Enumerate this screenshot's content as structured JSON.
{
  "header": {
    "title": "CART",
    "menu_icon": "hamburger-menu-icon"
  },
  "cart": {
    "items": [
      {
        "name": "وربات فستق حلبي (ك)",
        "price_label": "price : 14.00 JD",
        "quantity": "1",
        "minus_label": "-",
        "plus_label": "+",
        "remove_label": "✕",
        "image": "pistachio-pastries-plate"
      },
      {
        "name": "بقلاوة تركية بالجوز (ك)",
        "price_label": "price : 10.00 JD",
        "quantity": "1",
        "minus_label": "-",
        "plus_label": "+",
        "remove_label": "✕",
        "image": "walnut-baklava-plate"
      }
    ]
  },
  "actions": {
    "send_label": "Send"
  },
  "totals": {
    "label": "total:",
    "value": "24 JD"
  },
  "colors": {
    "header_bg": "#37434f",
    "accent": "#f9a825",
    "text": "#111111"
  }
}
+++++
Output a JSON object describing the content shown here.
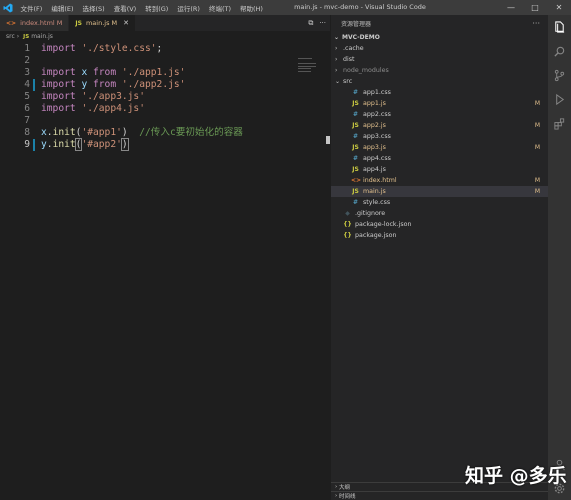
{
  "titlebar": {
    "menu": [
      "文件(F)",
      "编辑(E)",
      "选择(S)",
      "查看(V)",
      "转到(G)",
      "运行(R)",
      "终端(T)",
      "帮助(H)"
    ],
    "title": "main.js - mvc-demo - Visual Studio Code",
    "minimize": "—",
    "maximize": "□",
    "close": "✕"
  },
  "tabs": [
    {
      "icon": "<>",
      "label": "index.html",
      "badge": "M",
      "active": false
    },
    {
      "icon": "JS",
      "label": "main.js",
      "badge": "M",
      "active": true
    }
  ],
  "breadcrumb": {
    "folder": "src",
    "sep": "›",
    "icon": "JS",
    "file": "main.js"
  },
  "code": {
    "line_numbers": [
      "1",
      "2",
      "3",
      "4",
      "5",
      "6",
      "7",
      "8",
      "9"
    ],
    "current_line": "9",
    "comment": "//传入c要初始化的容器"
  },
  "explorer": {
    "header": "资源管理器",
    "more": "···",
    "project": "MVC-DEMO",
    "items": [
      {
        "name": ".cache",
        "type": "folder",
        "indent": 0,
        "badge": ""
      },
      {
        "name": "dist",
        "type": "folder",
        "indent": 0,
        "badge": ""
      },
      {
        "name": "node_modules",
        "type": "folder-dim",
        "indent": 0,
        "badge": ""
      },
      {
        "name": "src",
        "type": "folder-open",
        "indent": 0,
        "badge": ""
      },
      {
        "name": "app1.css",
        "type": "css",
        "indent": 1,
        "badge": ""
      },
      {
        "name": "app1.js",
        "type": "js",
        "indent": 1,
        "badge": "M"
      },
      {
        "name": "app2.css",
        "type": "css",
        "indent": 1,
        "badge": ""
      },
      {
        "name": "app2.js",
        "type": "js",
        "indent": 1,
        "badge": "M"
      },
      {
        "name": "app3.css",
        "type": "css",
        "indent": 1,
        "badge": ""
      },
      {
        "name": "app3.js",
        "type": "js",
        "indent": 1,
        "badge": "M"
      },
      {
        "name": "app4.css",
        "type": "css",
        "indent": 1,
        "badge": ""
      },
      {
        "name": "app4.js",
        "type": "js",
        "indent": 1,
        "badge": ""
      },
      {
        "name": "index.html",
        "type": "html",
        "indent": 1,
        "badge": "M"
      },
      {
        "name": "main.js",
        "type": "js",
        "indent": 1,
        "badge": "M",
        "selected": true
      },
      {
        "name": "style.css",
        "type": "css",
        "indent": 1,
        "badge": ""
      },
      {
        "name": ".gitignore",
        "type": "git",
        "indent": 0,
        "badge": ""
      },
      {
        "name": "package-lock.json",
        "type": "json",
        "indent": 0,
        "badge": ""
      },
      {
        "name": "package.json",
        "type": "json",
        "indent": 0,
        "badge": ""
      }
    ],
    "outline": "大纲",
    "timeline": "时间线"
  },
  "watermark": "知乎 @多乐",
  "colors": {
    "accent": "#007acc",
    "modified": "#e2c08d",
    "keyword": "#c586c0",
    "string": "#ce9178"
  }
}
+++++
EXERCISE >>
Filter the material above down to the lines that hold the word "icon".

EXPECTED ANSWER >>
    "menu_icon": "hamburger-menu-icon"
      "icon": "<>",
      "icon": "JS",
    "icon": "JS",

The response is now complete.